**Exercise**: Print each record that follows exactly, leaving the pictures behind.

**Extracted material**:

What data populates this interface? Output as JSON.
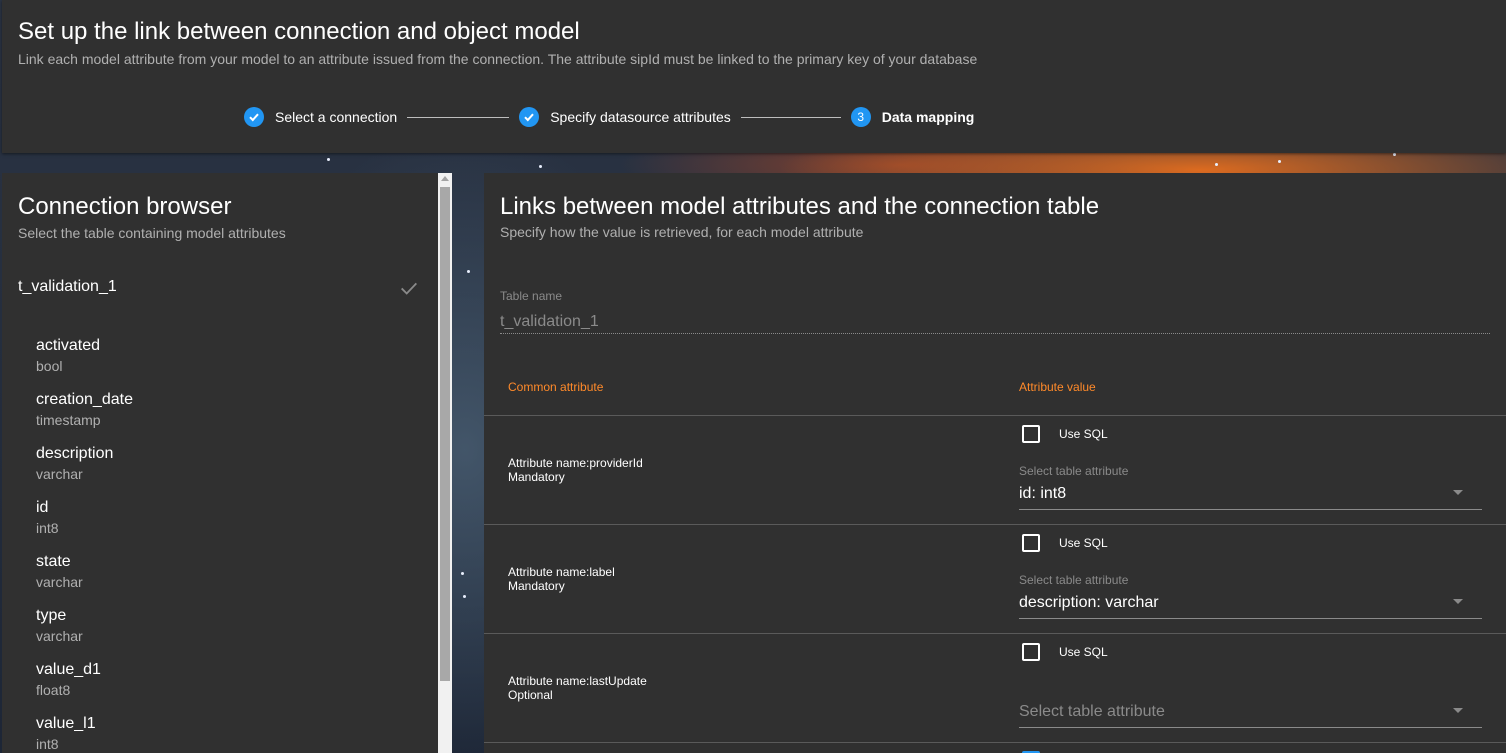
{
  "header": {
    "title": "Set up the link between connection and object model",
    "subtitle": "Link each model attribute from your model to an attribute issued from the connection. The attribute sipId must be linked to the primary key of your database"
  },
  "stepper": {
    "steps": [
      {
        "label": "Select a connection",
        "state": "done"
      },
      {
        "label": "Specify datasource attributes",
        "state": "done"
      },
      {
        "label": "Data mapping",
        "state": "active",
        "number": "3"
      }
    ]
  },
  "connection_browser": {
    "title": "Connection browser",
    "subtitle": "Select the table containing model attributes",
    "table": "t_validation_1",
    "columns": [
      {
        "name": "activated",
        "type": "bool"
      },
      {
        "name": "creation_date",
        "type": "timestamp"
      },
      {
        "name": "description",
        "type": "varchar"
      },
      {
        "name": "id",
        "type": "int8"
      },
      {
        "name": "state",
        "type": "varchar"
      },
      {
        "name": "type",
        "type": "varchar"
      },
      {
        "name": "value_d1",
        "type": "float8"
      },
      {
        "name": "value_l1",
        "type": "int8"
      }
    ]
  },
  "mapping": {
    "title": "Links between model attributes and the connection table",
    "subtitle": "Specify how the value is retrieved, for each model attribute",
    "table_name_label": "Table name",
    "table_name_value": "t_validation_1",
    "col_common": "Common attribute",
    "col_value": "Attribute value",
    "rows": [
      {
        "name": "Attribute name:providerId",
        "requirement": "Mandatory",
        "use_sql": "Use SQL",
        "select_label": "Select table attribute",
        "select_value": "id: int8"
      },
      {
        "name": "Attribute name:label",
        "requirement": "Mandatory",
        "use_sql": "Use SQL",
        "select_label": "Select table attribute",
        "select_value": "description: varchar"
      },
      {
        "name": "Attribute name:lastUpdate",
        "requirement": "Optional",
        "use_sql": "Use SQL",
        "select_placeholder": "Select table attribute"
      }
    ]
  },
  "colors": {
    "accent": "#2196f3",
    "header_text_orange": "#ff8a2a",
    "panel": "#303030"
  },
  "icons": [
    "check-circle-icon",
    "checkmark-icon",
    "dropdown-arrow-icon",
    "checkbox-icon"
  ]
}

**The completed task**:
What data populates this interface? Output as JSON.
{
  "header": {
    "title": "Set up the link between connection and object model",
    "subtitle": "Link each model attribute from your model to an attribute issued from the connection. The attribute sipId must be linked to the primary key of your database"
  },
  "stepper": {
    "steps": [
      {
        "label": "Select a connection",
        "state": "done"
      },
      {
        "label": "Specify datasource attributes",
        "state": "done"
      },
      {
        "label": "Data mapping",
        "state": "active",
        "number": "3"
      }
    ]
  },
  "connection_browser": {
    "title": "Connection browser",
    "subtitle": "Select the table containing model attributes",
    "table": "t_validation_1",
    "columns": [
      {
        "name": "activated",
        "type": "bool"
      },
      {
        "name": "creation_date",
        "type": "timestamp"
      },
      {
        "name": "description",
        "type": "varchar"
      },
      {
        "name": "id",
        "type": "int8"
      },
      {
        "name": "state",
        "type": "varchar"
      },
      {
        "name": "type",
        "type": "varchar"
      },
      {
        "name": "value_d1",
        "type": "float8"
      },
      {
        "name": "value_l1",
        "type": "int8"
      }
    ]
  },
  "mapping": {
    "title": "Links between model attributes and the connection table",
    "subtitle": "Specify how the value is retrieved, for each model attribute",
    "table_name_label": "Table name",
    "table_name_value": "t_validation_1",
    "col_common": "Common attribute",
    "col_value": "Attribute value",
    "rows": [
      {
        "name": "Attribute name:providerId",
        "requirement": "Mandatory",
        "use_sql": "Use SQL",
        "select_label": "Select table attribute",
        "select_value": "id: int8"
      },
      {
        "name": "Attribute name:label",
        "requirement": "Mandatory",
        "use_sql": "Use SQL",
        "select_label": "Select table attribute",
        "select_value": "description: varchar"
      },
      {
        "name": "Attribute name:lastUpdate",
        "requirement": "Optional",
        "use_sql": "Use SQL",
        "select_placeholder": "Select table attribute"
      }
    ]
  },
  "colors": {
    "accent": "#2196f3",
    "header_text_orange": "#ff8a2a",
    "panel": "#303030"
  },
  "icons": [
    "check-circle-icon",
    "checkmark-icon",
    "dropdown-arrow-icon",
    "checkbox-icon"
  ]
}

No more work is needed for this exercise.